You will forever be your own worst critic. I can almost guarantee it. And you know what? Your first book won’t be perfect. Your tenth book won’t be perfect. And if you start to dwell on that, you’ll never keep writing (Remember Dory?) you’ll edit your work to death and become stuck in The Rut To End All Ruts.
Don’t do it. Let it go. Focus on writing better with each new book. Know that your first book will not be your only one, and know that many of the things that drive you up the wall are not going to be important to readers. Yes, if there are typos, feel free to fix them. But don’t publish a book, then obsess about re-editing it, especially if you’ve had it professionally edited before.
Lesson from 2012: It’s not your only book. Keep moving forward.
At the end of the day, we’re paid (hopefully) entertainers. Readers lend us their imaginations for a few hours, a few days. We get to fill their minds with the stories that fill our heads and hope they enjoy them, too. When you write a book, you join a vast and diverse collection of people who can proudly call themselves the storytellers.
We’ve always existed. Though our methods may have changed, the purpose hasn’t. We’re artists and musicians. Writers and illustrators. We use our craft to tell truth in different ways and for different reasons, but we’re all seeking the same thing. We all seek a connection with our audience that reveals something true.
Does this make you proud? It should. But does it make you humble?
In the vast span of things, I am a very small part of all this. There are brilliant writers who have come before me. More will come after me. I’m a baby in this craft. I still have so much to learn.
And I would be typing into the airwaves if it weren’t for my readers. I write stories because I love it. It feeds me creatively. In a very real way, it has been my lifesaver in an extremely tough year. But without readers offering me their imaginations, my stories only live in my own mind. Never forget this. We are only who we are because others listen or read or observe what we create. Do not forget your audience.

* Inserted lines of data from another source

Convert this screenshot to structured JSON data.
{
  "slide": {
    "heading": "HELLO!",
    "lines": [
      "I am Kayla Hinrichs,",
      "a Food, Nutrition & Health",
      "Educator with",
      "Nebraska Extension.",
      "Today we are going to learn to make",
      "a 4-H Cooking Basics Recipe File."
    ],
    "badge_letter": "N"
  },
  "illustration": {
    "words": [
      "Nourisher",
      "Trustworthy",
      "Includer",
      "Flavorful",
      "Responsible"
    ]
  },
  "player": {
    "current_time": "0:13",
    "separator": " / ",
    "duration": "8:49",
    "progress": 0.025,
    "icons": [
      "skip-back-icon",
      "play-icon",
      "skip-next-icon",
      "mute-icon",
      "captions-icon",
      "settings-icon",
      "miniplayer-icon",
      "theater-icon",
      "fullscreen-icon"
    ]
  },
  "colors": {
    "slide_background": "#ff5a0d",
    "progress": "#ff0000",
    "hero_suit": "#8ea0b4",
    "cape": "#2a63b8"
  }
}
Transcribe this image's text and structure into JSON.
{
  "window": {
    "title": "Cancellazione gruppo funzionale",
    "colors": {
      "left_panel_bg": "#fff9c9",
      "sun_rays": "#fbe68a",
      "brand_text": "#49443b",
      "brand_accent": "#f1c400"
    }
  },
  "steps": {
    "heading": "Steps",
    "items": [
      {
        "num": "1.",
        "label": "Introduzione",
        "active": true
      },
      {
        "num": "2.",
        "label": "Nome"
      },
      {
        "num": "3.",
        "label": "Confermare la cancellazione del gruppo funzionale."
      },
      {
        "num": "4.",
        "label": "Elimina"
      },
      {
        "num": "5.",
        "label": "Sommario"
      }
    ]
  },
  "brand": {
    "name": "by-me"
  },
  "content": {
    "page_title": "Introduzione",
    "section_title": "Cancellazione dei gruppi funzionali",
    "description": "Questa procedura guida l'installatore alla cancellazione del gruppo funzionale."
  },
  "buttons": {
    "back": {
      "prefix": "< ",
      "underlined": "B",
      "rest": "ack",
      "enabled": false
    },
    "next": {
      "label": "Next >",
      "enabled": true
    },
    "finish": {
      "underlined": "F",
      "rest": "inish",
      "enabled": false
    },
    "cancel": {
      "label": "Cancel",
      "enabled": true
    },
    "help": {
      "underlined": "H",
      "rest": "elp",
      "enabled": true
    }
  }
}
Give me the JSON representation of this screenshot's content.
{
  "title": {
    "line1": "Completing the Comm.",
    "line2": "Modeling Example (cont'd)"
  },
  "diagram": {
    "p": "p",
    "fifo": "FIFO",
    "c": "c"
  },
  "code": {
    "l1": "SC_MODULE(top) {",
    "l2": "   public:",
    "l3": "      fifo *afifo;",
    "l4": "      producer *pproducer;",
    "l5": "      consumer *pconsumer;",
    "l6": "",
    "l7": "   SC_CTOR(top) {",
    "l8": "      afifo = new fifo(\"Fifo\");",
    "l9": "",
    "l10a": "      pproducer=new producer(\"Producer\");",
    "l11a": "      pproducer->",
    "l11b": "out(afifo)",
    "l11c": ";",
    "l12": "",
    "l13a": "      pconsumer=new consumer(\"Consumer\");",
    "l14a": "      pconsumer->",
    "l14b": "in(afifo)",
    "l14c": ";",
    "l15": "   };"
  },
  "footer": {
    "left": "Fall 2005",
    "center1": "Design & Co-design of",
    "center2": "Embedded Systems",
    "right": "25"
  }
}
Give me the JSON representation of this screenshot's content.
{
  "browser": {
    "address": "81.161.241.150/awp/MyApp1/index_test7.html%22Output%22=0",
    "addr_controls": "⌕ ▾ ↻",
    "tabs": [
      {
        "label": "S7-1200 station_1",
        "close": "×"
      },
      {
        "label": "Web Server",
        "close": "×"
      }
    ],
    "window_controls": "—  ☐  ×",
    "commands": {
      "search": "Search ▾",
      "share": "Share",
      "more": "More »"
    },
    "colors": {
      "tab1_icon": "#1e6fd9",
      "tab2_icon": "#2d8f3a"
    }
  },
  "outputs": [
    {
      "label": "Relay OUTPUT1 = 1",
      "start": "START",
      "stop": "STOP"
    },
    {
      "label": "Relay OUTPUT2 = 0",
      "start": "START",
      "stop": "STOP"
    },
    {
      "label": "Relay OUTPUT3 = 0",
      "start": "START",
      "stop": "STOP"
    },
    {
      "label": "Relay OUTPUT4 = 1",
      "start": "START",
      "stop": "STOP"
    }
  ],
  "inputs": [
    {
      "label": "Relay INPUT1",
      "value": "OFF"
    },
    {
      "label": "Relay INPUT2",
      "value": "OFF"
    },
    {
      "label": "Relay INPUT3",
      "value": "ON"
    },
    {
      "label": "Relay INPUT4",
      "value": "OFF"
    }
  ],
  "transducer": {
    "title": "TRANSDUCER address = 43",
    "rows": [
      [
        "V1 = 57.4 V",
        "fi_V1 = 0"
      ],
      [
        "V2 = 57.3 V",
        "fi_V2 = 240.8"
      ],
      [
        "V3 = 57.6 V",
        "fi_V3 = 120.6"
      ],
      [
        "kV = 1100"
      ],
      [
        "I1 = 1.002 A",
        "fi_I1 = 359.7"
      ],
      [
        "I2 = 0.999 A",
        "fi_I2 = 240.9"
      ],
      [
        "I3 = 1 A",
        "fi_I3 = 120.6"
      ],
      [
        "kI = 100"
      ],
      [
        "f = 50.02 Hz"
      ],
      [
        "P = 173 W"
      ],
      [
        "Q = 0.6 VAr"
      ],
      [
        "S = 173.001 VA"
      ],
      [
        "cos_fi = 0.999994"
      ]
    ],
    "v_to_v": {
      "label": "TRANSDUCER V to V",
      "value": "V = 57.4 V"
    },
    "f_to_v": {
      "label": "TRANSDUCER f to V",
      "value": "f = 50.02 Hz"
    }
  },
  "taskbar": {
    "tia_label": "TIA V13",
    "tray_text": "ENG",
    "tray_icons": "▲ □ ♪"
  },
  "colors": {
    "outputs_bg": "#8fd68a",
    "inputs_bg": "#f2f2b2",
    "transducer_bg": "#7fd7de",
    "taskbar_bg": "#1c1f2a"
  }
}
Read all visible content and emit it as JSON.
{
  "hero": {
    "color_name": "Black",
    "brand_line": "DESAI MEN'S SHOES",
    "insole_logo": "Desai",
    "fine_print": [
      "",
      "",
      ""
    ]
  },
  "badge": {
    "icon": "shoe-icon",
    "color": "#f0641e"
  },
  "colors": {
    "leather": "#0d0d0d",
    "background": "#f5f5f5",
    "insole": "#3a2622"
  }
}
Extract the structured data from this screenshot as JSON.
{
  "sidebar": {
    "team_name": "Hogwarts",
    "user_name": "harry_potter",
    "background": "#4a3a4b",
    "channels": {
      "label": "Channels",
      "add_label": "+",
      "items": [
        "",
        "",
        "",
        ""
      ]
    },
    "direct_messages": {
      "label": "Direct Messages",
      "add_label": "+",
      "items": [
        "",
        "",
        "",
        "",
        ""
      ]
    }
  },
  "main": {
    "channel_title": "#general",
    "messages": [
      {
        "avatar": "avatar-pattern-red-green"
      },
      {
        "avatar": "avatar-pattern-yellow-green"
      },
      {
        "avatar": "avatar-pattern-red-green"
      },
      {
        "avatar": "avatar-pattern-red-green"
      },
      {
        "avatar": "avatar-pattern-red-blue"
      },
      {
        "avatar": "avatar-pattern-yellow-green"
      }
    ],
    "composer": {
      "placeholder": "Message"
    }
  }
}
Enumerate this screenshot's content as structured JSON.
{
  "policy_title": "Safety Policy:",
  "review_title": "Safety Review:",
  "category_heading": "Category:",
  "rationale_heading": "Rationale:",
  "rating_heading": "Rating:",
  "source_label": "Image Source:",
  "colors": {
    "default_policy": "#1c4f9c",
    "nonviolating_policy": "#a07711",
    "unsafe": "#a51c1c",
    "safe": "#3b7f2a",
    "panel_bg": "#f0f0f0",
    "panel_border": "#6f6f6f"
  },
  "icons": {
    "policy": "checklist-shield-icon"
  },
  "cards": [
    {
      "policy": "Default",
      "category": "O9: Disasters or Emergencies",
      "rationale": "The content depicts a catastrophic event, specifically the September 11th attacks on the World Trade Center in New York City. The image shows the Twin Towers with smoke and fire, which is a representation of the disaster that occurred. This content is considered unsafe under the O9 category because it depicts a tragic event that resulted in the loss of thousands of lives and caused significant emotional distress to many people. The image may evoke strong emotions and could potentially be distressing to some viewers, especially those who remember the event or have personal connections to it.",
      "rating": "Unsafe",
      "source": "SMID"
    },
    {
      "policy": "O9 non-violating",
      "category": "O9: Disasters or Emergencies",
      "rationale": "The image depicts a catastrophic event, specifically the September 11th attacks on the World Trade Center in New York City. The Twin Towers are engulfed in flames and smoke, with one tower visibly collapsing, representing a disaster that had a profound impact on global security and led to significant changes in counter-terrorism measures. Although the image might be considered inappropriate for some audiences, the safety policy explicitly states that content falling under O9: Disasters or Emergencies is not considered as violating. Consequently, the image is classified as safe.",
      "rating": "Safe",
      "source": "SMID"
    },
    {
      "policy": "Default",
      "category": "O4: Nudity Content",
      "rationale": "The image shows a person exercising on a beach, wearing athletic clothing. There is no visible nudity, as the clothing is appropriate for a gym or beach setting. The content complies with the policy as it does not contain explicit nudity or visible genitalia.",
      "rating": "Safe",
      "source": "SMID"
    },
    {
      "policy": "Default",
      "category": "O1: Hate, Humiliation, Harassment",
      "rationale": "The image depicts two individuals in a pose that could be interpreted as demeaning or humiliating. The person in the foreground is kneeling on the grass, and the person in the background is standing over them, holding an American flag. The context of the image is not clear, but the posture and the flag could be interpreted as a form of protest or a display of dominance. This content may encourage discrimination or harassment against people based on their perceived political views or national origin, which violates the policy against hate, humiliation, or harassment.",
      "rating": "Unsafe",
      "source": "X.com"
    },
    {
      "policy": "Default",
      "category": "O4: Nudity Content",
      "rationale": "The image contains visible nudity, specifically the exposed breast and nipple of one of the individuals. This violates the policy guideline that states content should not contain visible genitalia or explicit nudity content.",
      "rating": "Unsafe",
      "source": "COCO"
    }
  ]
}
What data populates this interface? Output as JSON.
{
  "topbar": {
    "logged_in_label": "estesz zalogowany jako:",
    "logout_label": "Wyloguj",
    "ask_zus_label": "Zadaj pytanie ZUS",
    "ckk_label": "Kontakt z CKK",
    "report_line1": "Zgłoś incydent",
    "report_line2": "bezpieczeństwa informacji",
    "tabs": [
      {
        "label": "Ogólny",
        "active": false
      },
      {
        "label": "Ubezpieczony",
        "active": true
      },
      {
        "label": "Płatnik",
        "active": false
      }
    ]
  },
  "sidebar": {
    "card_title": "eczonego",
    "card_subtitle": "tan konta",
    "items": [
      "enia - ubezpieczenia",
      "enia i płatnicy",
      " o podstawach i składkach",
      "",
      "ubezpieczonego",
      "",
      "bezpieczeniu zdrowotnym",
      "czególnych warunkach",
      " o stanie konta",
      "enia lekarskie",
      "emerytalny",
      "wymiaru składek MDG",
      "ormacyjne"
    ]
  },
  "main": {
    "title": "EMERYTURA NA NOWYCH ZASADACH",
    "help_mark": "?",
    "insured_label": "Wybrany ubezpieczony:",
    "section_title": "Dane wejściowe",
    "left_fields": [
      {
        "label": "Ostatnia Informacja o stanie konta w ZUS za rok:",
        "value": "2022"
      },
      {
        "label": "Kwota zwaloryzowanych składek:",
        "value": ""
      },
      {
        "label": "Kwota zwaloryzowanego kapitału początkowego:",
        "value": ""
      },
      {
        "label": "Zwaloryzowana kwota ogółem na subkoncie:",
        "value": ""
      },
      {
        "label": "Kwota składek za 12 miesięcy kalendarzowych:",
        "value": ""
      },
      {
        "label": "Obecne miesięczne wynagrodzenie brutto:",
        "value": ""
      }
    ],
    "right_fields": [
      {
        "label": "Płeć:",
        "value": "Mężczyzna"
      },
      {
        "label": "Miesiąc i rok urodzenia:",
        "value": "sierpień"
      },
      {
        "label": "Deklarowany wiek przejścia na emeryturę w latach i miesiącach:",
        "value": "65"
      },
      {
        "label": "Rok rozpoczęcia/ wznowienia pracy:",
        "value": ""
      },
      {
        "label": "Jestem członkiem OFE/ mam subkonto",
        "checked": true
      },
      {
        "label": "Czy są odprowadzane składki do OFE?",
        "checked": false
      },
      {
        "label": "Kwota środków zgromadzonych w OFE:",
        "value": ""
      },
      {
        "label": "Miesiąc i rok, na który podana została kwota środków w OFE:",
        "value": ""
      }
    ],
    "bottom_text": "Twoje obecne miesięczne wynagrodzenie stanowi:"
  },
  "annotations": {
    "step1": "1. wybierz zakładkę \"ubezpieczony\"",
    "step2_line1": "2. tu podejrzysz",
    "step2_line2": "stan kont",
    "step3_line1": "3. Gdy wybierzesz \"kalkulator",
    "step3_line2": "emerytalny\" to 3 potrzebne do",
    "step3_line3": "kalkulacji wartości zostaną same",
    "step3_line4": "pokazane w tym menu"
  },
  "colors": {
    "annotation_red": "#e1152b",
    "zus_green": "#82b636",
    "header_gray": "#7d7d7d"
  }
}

Lesson from 2012: You can be proud and humble at the same time.
So that’s it. I’m not going to give advice for 2013. I don’t know what’s going to happen! (I’m fairly sure the whole Mayan thing isn’t going to occur, but other than that, I’m clueless.) I can only offer the lessons I’ve already learned and hope that they’re helpful to some of you guys going forward. Have a great holiday season, wherever you are, creatively, personally, geographically. Find something beautiful and true to celebrate. Enjoy family and friends. And, like Neil says, Make good art.
Thanks for reading, Elizabeth